(Records from a collection)

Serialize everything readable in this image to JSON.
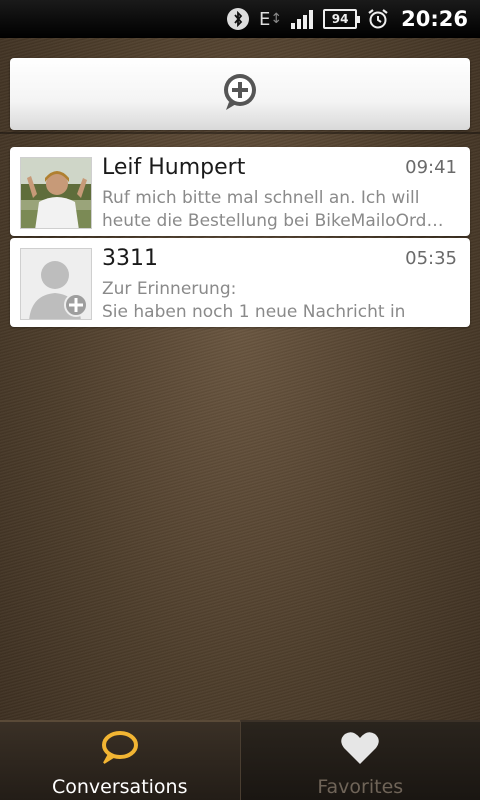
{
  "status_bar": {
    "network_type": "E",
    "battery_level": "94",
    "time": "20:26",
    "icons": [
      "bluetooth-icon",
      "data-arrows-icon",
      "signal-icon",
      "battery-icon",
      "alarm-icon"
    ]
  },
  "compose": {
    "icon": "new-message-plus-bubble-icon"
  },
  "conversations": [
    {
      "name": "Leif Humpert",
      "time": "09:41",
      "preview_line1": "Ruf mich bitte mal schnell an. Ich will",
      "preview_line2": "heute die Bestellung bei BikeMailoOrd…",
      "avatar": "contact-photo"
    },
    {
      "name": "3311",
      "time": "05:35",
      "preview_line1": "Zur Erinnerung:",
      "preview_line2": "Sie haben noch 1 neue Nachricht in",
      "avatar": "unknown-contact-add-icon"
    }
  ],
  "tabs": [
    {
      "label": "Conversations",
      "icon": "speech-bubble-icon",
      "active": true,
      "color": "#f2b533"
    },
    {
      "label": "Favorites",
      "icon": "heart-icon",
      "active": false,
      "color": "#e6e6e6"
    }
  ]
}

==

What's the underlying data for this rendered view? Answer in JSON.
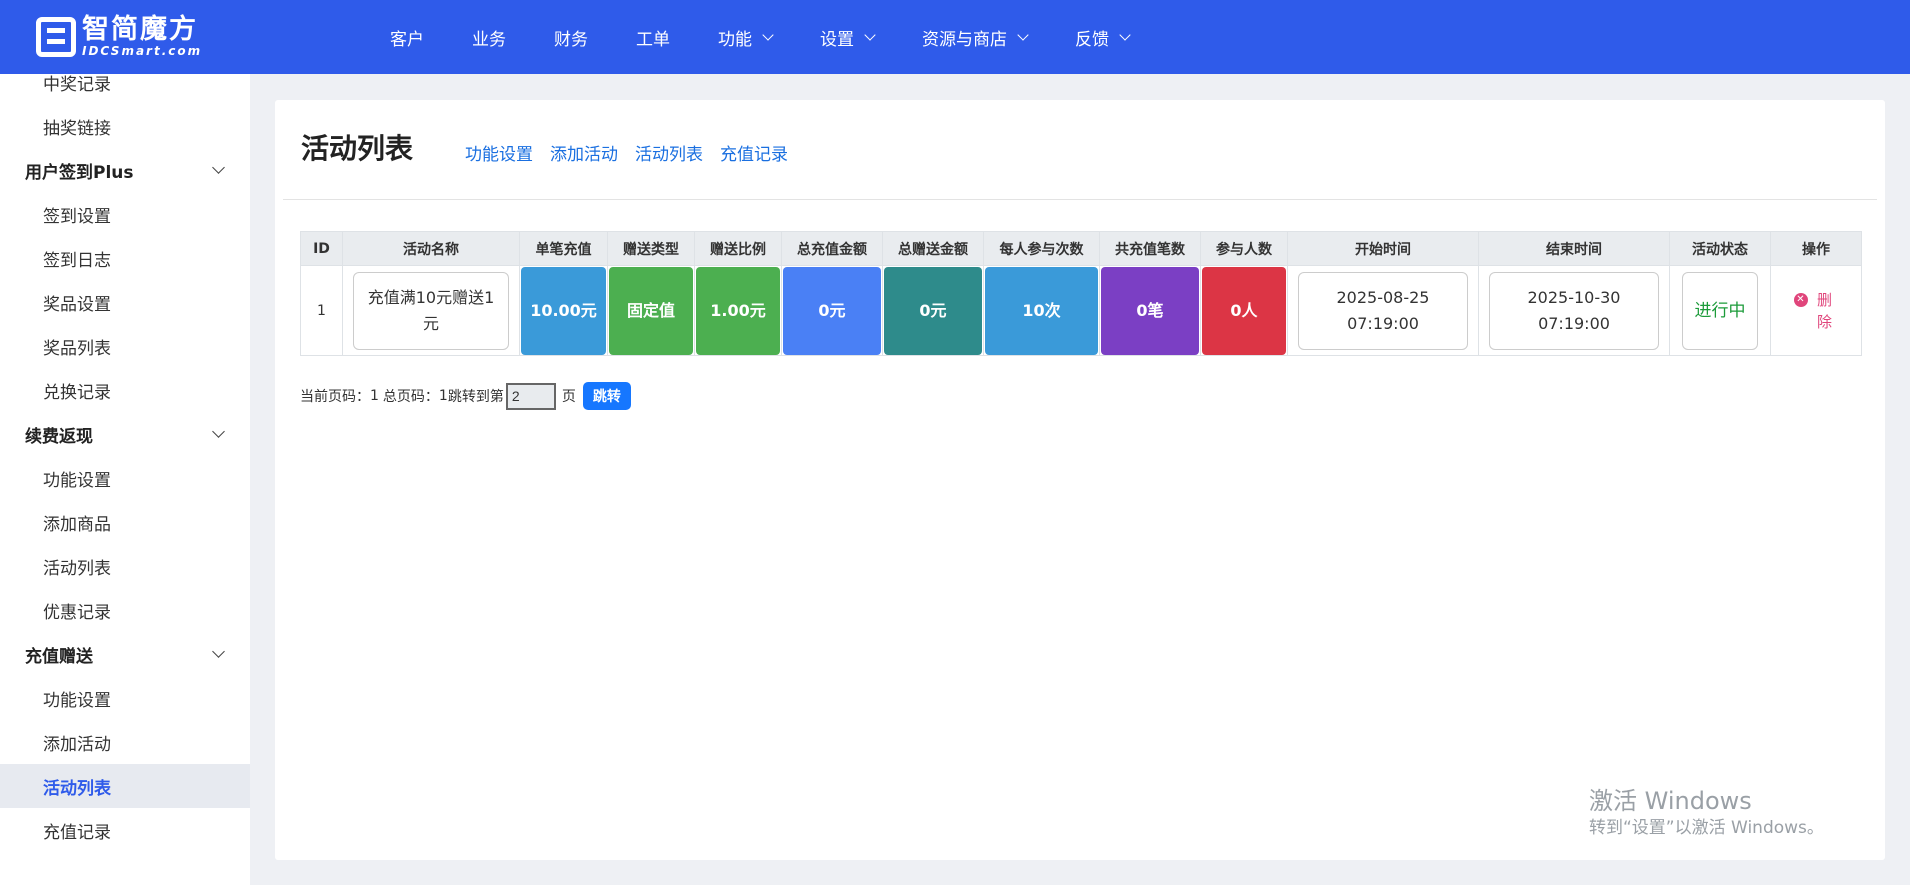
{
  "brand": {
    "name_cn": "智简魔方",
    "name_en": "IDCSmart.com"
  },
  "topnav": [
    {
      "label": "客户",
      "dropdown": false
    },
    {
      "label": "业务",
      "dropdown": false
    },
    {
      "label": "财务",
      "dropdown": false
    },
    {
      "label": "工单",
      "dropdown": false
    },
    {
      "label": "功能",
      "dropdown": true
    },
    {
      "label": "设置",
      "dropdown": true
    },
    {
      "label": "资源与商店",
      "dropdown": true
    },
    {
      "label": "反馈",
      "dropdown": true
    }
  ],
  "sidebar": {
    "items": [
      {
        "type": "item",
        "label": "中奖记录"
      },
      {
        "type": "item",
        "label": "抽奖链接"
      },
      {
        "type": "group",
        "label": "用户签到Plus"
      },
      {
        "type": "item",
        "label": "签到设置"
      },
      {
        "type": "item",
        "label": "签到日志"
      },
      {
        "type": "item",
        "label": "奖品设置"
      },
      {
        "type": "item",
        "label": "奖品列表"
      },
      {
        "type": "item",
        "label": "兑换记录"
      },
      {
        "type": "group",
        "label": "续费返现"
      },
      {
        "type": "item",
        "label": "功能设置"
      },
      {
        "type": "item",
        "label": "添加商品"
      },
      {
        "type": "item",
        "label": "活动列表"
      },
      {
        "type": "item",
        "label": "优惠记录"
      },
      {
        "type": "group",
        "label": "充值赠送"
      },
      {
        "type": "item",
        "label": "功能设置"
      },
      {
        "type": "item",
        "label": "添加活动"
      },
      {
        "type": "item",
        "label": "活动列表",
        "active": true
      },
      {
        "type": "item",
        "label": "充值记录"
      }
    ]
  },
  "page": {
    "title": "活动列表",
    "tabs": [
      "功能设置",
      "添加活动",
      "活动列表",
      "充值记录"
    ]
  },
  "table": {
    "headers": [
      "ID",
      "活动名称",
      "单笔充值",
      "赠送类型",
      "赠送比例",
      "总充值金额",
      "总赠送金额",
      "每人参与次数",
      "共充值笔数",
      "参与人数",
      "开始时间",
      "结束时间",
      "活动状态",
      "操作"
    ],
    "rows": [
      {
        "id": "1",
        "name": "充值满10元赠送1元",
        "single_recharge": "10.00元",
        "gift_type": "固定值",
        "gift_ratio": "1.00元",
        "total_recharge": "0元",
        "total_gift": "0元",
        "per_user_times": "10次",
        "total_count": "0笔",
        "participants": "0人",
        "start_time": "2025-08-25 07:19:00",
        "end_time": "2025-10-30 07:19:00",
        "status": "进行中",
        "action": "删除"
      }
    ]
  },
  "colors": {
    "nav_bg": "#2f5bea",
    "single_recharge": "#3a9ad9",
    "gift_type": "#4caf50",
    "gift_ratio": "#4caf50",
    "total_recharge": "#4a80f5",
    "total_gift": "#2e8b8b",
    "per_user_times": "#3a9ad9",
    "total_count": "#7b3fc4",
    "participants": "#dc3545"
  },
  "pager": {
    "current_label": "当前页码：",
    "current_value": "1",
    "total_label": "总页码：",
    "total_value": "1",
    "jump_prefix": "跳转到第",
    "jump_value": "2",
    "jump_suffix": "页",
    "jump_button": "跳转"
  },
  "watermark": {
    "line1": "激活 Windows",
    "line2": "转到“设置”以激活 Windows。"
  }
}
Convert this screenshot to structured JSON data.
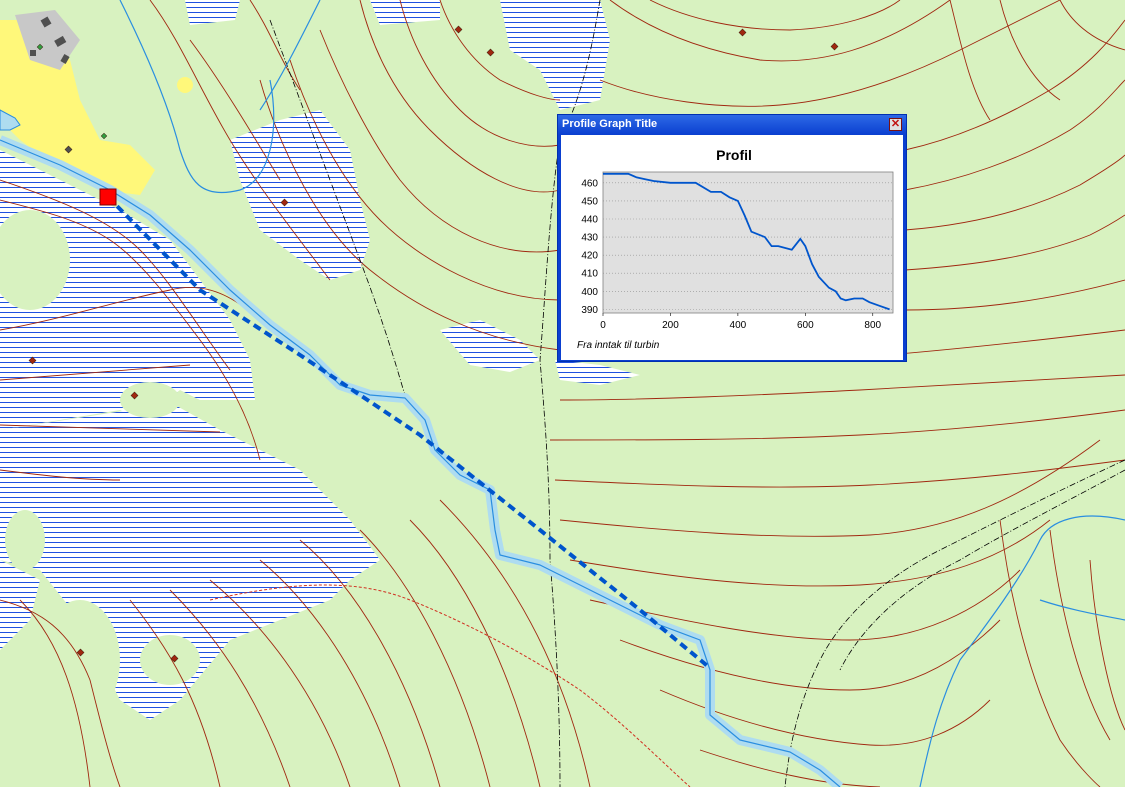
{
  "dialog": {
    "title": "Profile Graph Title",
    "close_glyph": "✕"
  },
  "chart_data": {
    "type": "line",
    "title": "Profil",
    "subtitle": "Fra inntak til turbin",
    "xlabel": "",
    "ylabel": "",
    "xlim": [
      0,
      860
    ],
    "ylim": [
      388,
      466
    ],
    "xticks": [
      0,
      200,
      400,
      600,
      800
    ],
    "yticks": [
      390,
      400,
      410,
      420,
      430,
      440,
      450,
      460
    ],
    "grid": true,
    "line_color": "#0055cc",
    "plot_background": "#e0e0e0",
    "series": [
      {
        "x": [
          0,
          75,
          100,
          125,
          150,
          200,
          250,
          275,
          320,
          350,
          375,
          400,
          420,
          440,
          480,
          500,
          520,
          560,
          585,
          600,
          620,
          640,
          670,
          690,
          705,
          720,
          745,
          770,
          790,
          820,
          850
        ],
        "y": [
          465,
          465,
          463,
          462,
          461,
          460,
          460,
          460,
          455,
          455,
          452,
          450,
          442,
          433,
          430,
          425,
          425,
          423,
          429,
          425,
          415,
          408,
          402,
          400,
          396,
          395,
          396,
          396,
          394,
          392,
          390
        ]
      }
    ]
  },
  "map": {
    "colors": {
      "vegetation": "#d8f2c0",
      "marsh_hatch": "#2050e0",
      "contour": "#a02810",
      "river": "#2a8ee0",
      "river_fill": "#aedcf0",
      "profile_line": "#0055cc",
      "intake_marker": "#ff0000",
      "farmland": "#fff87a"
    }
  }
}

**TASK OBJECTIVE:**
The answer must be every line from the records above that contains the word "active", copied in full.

**RESULT OF THIS EXERCISE:**
      "active": true,
      "active": false,
        "active": true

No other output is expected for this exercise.